While on the train one day, professional tennis player Guy Haines (Farley Granger) meets Bruno Anthony (Robert Walker). Bruno appears to be an avid fan of Guy’s and slowly begins to win his trust, which eventually allows him to pry into Guy’s personal life. Over the course of their discussion, Bruno reveals that he has come up with the perfect crime involving two strangers exchanging murders. Bruno would kill Guy’s wife, Miriam (Kasey Rogers), who refuses to give him a divorce, and Guy would kill Bruno’s father. Guy assumes that the conversation is just mindless banter. That is until Bruno shows up at his door with news of Miriam’s death. Bruno pressures Guy to hold up his end of a bargain that he never agreed to. Unable to go to the cops, and fearful ruining his relationship with current girlfriend Anne (Ruth Roman), Guy must find a way to stop the deranged Bruno.
What makes Strangers on a Train standout is the brilliant, and creepy, performance of Robert Walker. From the minute Walker’s Bruno is introduced you feel uneasy. Bruno is a compelling character because he represents that dark facet that can be found in all of us. He even points out in one scene that everyone has a moment of anger in which they wished someone else harm.

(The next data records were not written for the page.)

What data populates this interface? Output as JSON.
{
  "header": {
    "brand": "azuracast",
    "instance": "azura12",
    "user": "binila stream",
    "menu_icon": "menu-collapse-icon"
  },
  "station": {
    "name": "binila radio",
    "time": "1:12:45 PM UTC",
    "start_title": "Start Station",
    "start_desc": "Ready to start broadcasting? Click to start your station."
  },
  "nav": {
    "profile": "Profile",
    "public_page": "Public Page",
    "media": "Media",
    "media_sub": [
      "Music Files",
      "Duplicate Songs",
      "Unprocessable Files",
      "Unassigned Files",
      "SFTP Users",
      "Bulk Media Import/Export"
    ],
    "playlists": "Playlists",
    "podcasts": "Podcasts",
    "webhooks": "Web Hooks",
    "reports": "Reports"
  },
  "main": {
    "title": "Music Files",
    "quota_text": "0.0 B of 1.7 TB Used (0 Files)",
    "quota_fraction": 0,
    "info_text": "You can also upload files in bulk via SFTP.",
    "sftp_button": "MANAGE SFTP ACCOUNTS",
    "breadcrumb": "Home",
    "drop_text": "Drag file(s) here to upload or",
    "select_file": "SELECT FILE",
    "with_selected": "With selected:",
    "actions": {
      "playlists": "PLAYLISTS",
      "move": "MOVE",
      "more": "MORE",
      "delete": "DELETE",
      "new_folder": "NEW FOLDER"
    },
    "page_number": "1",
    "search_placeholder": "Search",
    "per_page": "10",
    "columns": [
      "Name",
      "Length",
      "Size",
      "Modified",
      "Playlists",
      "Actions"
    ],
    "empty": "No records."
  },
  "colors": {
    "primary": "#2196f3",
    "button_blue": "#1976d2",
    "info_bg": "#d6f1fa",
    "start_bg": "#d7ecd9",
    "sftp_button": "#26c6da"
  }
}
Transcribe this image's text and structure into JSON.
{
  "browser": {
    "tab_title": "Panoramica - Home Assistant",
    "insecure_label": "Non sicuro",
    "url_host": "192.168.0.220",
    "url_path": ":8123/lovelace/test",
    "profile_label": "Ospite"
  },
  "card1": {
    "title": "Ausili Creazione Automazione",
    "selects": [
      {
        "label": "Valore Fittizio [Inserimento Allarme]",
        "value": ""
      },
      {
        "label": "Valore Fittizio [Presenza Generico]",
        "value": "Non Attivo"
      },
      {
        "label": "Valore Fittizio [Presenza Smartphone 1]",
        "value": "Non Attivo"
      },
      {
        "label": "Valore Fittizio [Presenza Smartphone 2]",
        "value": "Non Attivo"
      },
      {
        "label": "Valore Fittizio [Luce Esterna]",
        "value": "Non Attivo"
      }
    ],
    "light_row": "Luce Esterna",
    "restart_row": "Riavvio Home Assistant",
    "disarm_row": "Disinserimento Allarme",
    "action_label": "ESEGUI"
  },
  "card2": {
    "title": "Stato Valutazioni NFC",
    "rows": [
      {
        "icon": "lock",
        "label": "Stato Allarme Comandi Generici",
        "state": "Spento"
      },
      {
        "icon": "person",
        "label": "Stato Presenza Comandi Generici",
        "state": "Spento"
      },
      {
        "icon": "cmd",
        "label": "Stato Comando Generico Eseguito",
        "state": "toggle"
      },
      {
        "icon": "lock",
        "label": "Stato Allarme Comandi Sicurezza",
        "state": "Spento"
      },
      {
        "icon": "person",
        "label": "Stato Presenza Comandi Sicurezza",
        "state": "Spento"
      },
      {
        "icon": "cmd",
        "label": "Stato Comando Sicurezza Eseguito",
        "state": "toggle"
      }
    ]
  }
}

The fact that Bruno has the ability to instantly charm whoever he meets makes him even more dangerous. Guy can sense there is something a little off with Bruno when they meet on the train but he never is uncomfortable enough to leave the compartment. Bruno always makes a point to put Guy’s mind at ease. Bruno is such a smooth talker that he not only gets two socialites to reveal how they would commit a murder, but is able to convince one of the ladies, who has never met him before, to participate in a mock strangulation exercise. An exercise that nearly has fatal consequences.

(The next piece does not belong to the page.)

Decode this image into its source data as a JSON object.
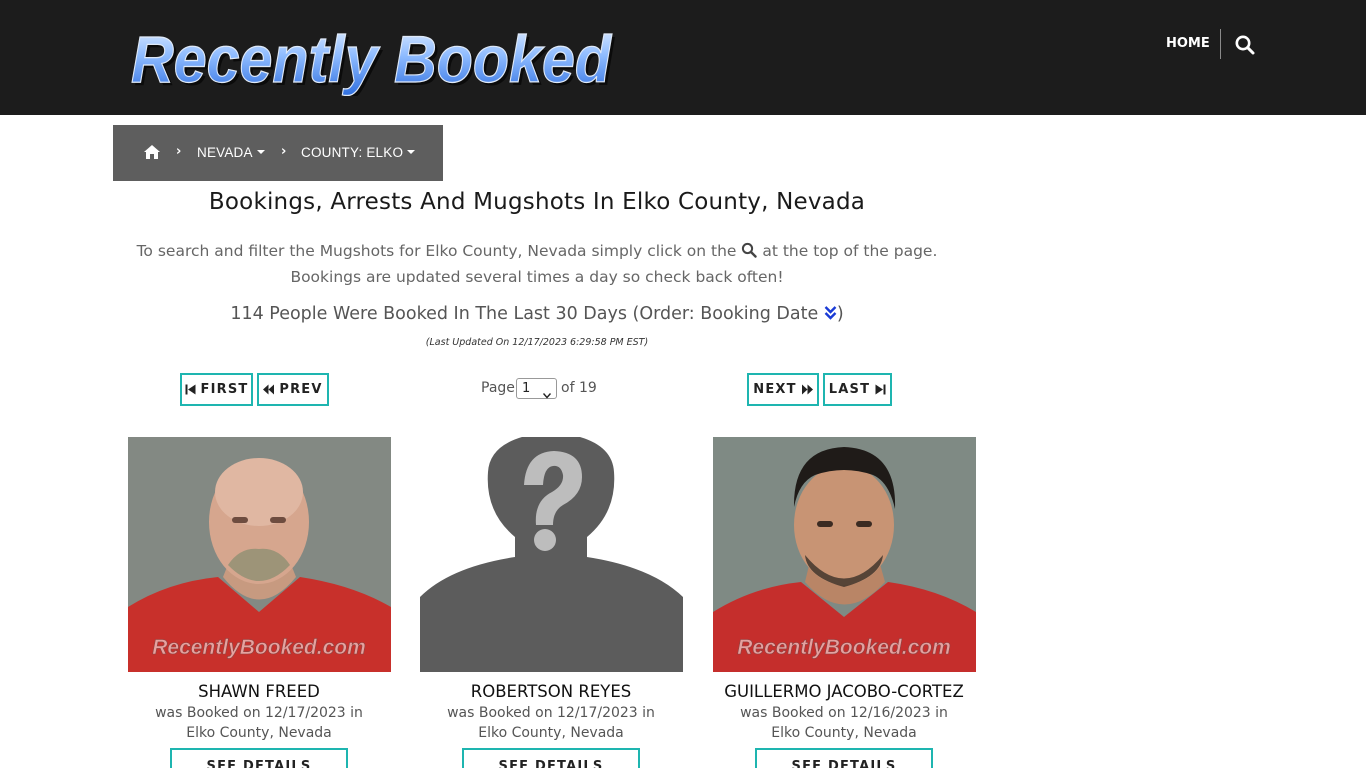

Walker’s stellar performance only enhances the tension that fills Alfred Hitchcock’s film. Many of the chills in Strangers on a Train are a result Hitchcock placing Bruno in the background of many scenes. Whether it is at a Washington landmark or in the crowd observing tennis practice, Bruno is always present intently focused on his subject. This is best exemplified in the build up to the death of Guy’s wife. Miriam assumes that Bruno is merely a handsome man who is interested in her romantically, so she engages in an unspoken form of flirting. Yet Hitchcock clearly shows that Bruno has alternative motives. Using carnival rides, such as the merry-go-round and the tunnel of love boats, Hitchcock is able to set the stage for chase that only Bruno is aware they are a part of. Hitchcock smartly intercuts Miriam’s screams of glee when being tickled by friends, with the larger than life image of Bruno’s shadow on the cave wall in the next boat. Watching the stalker and prey game that Bruno plays with Guy’s wife is riveting.
Strangers on a Train is everything most modern day thrillers hope to be. It has a great premise, strong performances and it manages to maintain the tension after numerous viewings. Alfred Hitchcock has given the cinema world many gems over the course of his career but, for me, Strangers on a Train shines brightest.
*Alfred Hitchcock is the subject for this month’s LAMBs in the Director Chair series over at The LAMB website*